Located in Southeastern Europe, Albania lies next to Montenegro, Kosovo, Macedonia, and Greece. The coastline faces the Adriatic and Ionian seas, making the country prime beach-going territory. In the other direction, the Albanian Alps host an array of charming lakes and expansive valleys.
Albania may be a small country, but by no means does the land lack in regards to biodiversity: being comprised mainly of rugged terrain — 70% of Albania is mountainous — the republic offers an inspiring array of flora and fauna. Travellers to Albania can admire over 3000 plant species (that’s approximately 30% of Europe’s entire flora species!), a great number of which are used medicinally. Oak, black pine, beech, and fir forests, as well as alpine grasslands, shelter and feed Albania’s 350+ bird species and 80 mammal species, including wolves, bears, wild boars, lynx, and wildcats.
Places to Visit in Albania

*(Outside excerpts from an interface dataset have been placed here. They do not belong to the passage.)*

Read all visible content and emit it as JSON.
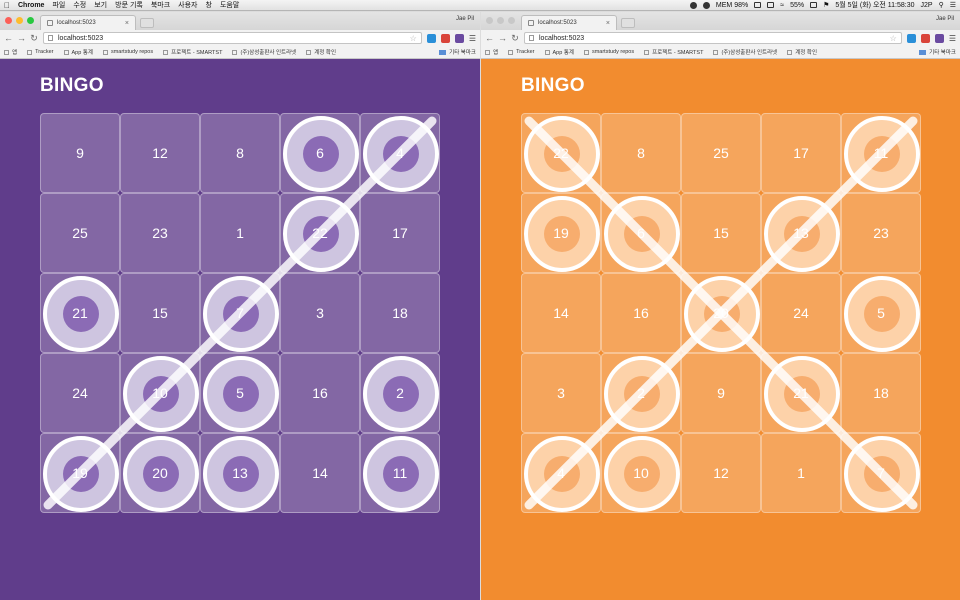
{
  "menubar": {
    "app": "Chrome",
    "items": [
      "파일",
      "수정",
      "보기",
      "방문 기록",
      "북마크",
      "사용자",
      "창",
      "도움말"
    ],
    "mem": "MEM 98%",
    "battery": "55%",
    "datetime": "5월 5일 (화) 오전 11:58:30",
    "user": "J2P"
  },
  "browsers": [
    {
      "tab_title": "localhost:5023",
      "profile": "Jae Pil",
      "url": "localhost:5023",
      "bookmarks": [
        "앱",
        "Tracker",
        "App 통계",
        "smartstudy repos",
        "프로젝트 - SMARTST",
        "(주)삼성출판사 인트라넷",
        "계정 확인"
      ],
      "other_bookmarks": "기타 북마크",
      "page_title": "BINGO",
      "theme": "purple",
      "accent": "#603d8b",
      "grid": [
        [
          9,
          12,
          8,
          6,
          4
        ],
        [
          25,
          23,
          1,
          22,
          17
        ],
        [
          21,
          15,
          7,
          3,
          18
        ],
        [
          24,
          10,
          5,
          16,
          2
        ],
        [
          19,
          20,
          13,
          14,
          11
        ]
      ],
      "marked": [
        [
          false,
          false,
          false,
          true,
          true
        ],
        [
          false,
          false,
          false,
          true,
          false
        ],
        [
          true,
          false,
          true,
          false,
          false
        ],
        [
          false,
          true,
          true,
          false,
          true
        ],
        [
          true,
          true,
          true,
          false,
          true
        ]
      ],
      "bingo_lines": [
        "anti-diagonal"
      ]
    },
    {
      "tab_title": "localhost:5023",
      "profile": "Jae Pil",
      "url": "localhost:5023",
      "bookmarks": [
        "앱",
        "Tracker",
        "App 통계",
        "smartstudy repos",
        "프로젝트 - SMARTST",
        "(주)삼성출판사 인트라넷",
        "계정 확인"
      ],
      "other_bookmarks": "기타 북마크",
      "page_title": "BINGO",
      "theme": "orange",
      "accent": "#f28c2f",
      "grid": [
        [
          22,
          8,
          25,
          17,
          11
        ],
        [
          19,
          6,
          15,
          13,
          23
        ],
        [
          14,
          16,
          20,
          24,
          5
        ],
        [
          3,
          2,
          9,
          21,
          18
        ],
        [
          4,
          10,
          12,
          1,
          7
        ]
      ],
      "marked": [
        [
          true,
          false,
          false,
          false,
          true
        ],
        [
          true,
          true,
          false,
          true,
          false
        ],
        [
          false,
          false,
          true,
          false,
          true
        ],
        [
          false,
          true,
          false,
          true,
          false
        ],
        [
          true,
          true,
          false,
          false,
          true
        ]
      ],
      "bingo_lines": [
        "main-diagonal",
        "anti-diagonal"
      ]
    }
  ]
}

- Tomorr National Park
- Lagoon of Karavasta
- Ohrid Lake
- Gjirokastra (the “City of Stone”)
- The “Albanian Riviera”
Unique Things to See and Do in Albania
- Visit the Roman amphitheater in Durres that dates back to the 2nd Century AD

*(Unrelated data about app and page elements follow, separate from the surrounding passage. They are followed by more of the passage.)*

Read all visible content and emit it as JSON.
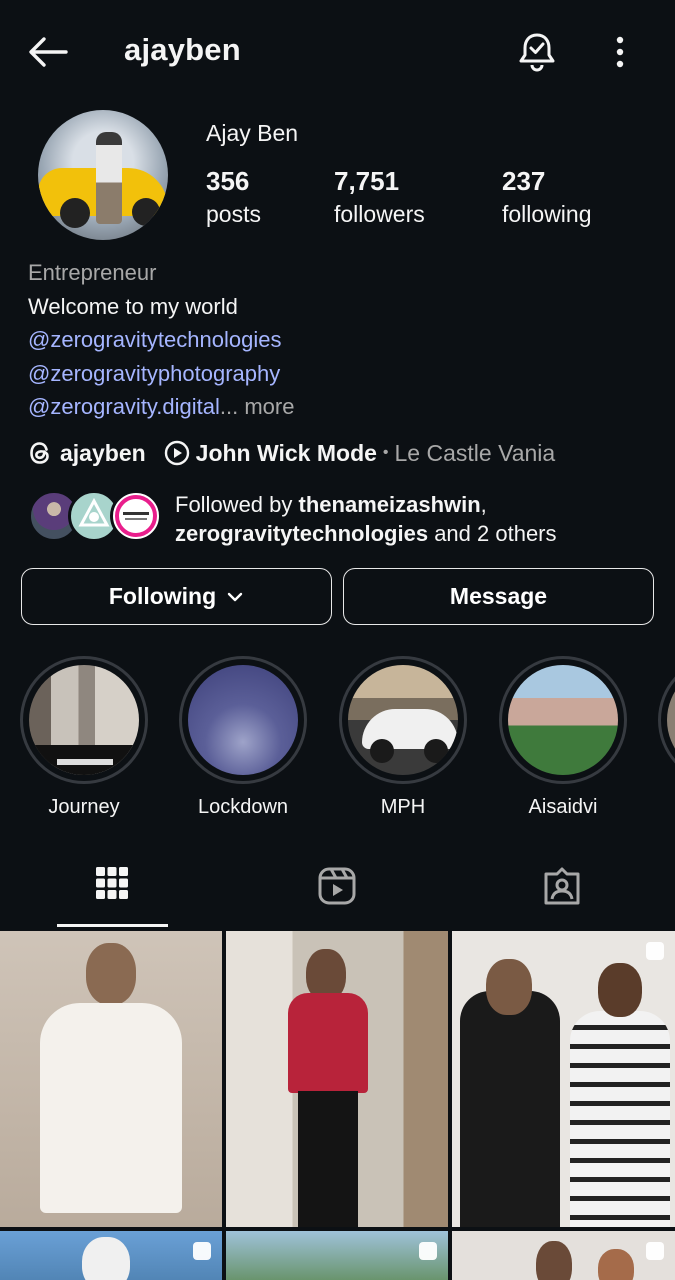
{
  "header": {
    "username": "ajayben",
    "back_icon": "arrow-left-icon",
    "bell_icon": "bell-check-icon",
    "menu_icon": "more-vertical-icon"
  },
  "profile": {
    "full_name": "Ajay Ben",
    "stats": [
      {
        "value": "356",
        "label": "posts"
      },
      {
        "value": "7,751",
        "label": "followers"
      },
      {
        "value": "237",
        "label": "following"
      }
    ]
  },
  "bio": {
    "category": "Entrepreneur",
    "text": "Welcome to my world",
    "links": [
      "@zerogravitytechnologies",
      "@zerogravityphotography",
      "@zerogravity.digital"
    ],
    "truncation": "...",
    "more": " more"
  },
  "meta": {
    "threads_handle": "ajayben",
    "music_title": "John Wick Mode",
    "separator": "•",
    "music_artist": "Le Castle Vania"
  },
  "followed_by": {
    "prefix": "Followed by ",
    "name1": "thenameizashwin",
    "comma": ",",
    "name2": "zerogravitytechnologies",
    "suffix": " and 2 others"
  },
  "buttons": {
    "following": "Following",
    "message": "Message"
  },
  "highlights": [
    {
      "label": "Journey"
    },
    {
      "label": "Lockdown"
    },
    {
      "label": "MPH"
    },
    {
      "label": "Aisaidvi"
    }
  ],
  "tabs": [
    {
      "icon": "grid-icon",
      "active": true
    },
    {
      "icon": "reels-icon",
      "active": false
    },
    {
      "icon": "tagged-icon",
      "active": false
    }
  ],
  "colors": {
    "background": "#0c1014",
    "link": "#a5b5ff",
    "secondary_text": "#a8a8a8"
  }
}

- Tour one of the 700,000+ bunkers built during Communist rule
- Taste Byrek, a local sweet phyllo dough delicacy
- Sip unique Albanian coffee with a local at a local coffee shop
- Search for the golden eagle, Albania’s national symbol
What Makes Albania Unique
Not only are visitors attracted to Albania’s pristine seashore (in particular, the dreamy capes and coves) and jaw-dropping mountains, they’re also taken by the country’s produce. If you’re looking for the crème de la crème of tobacco, olives, peppers, leafy greens, grapes, sugar beets, figs, meat, honey, and dairy, look no further: unique Albania has it all. Off the coast, you’ll find ample carp, trout, sea bream and mussels, so you can imagine the treat you’ll get at Albanian restaurants.
Albania’s cuisine is strongly influenced by its past, and since the country has been either occupied or claimed by Greece, Serbia, Italy, and Turkey, the food is incredibly varied, and beneficially so. Albanians’ main meal is lunch, which is typically a salad of fresh vegetables dressed simply with olive oil and vinegar, followed by the likes of fire-roasted meat, rice, and yogurt sauces. Seafood is common along the coast while smoked meat (namely lamb) and pickled produce are staples in high elevation localities. Fresh baked white bread graces nearly every meal, and while you’re in Albania, we recommend getting into the local coffee culture. Albanian coffee is strong, but drinking a cup is a lovely cultural experience.
Besides food, Albanians are also proud of their viticulture — their specialty is Raki, an unsweetened anise-flavored alcohol — and, if food and drink aren’t your thing, they also boast an impressive art and entertainment scene. But museums aren’t the only places to admire local iconographic art: some of the most beautiful exhibits are outside; the heart of Albania, Tirana, has undergone a facelift since the days of communism, and instead of sporting grey concrete buildings, the capital’s structures are now painted a rainbow of colors, earning it the nickname, “The City of Colors.”
Getting Around Albania
Taking public transportation through Albania may call for extra time — it’s not the speediest means of getting from A to B — but it’s an experience in and of itself. The charming trains are old (hence the cracked windows!), and they wind through stunning mountainous terrain as they make their slow ascents. The Albanian bus and train system may also run less frequently than desired (beware: furgons, minibuses that supplement the regular ones, do not necessarily run on a schedule, and drivers are not obligated to depart until capacity is reached), but it’s reliable, and it allows you to truly take in the surroundings, or simply chat with other travellers or locals. What’s more, bus and train tickets are inexpensive, so you can justify spending that much more on good food, drink, and souvenirs.
Another option is to rent a car, but remember that international permits are required. Also, taxis are readily available in cities and towns. Those who enjoy physical activity are welcome to bike, but be warned that the roads are not in the best condition; expect to come across the likes of open, unprotected drains.
Best Time of Year to Travel to Albania
To enjoy the unique Albanian coast at its absolute best, travel to Albania in June. At this time of year, the weather is warm and the beaches are deserted. Climate-wise, August is another fabulous time to travel to Albania, but since it’s more populated during this holiday month, your best bet is to head away from the coast and into the mountains. Others attest September is the prime time to visit because the days are long and the fruit and vegetables are aplenty. If you’re a skier curious to test Albania’s unique skiing terrain, travel to the Albanian Alps between late November and March. Overall, the best months to visit Albania are May, June, and September.
Ready to plan your visit to Albania? Check out these popular guides and trips.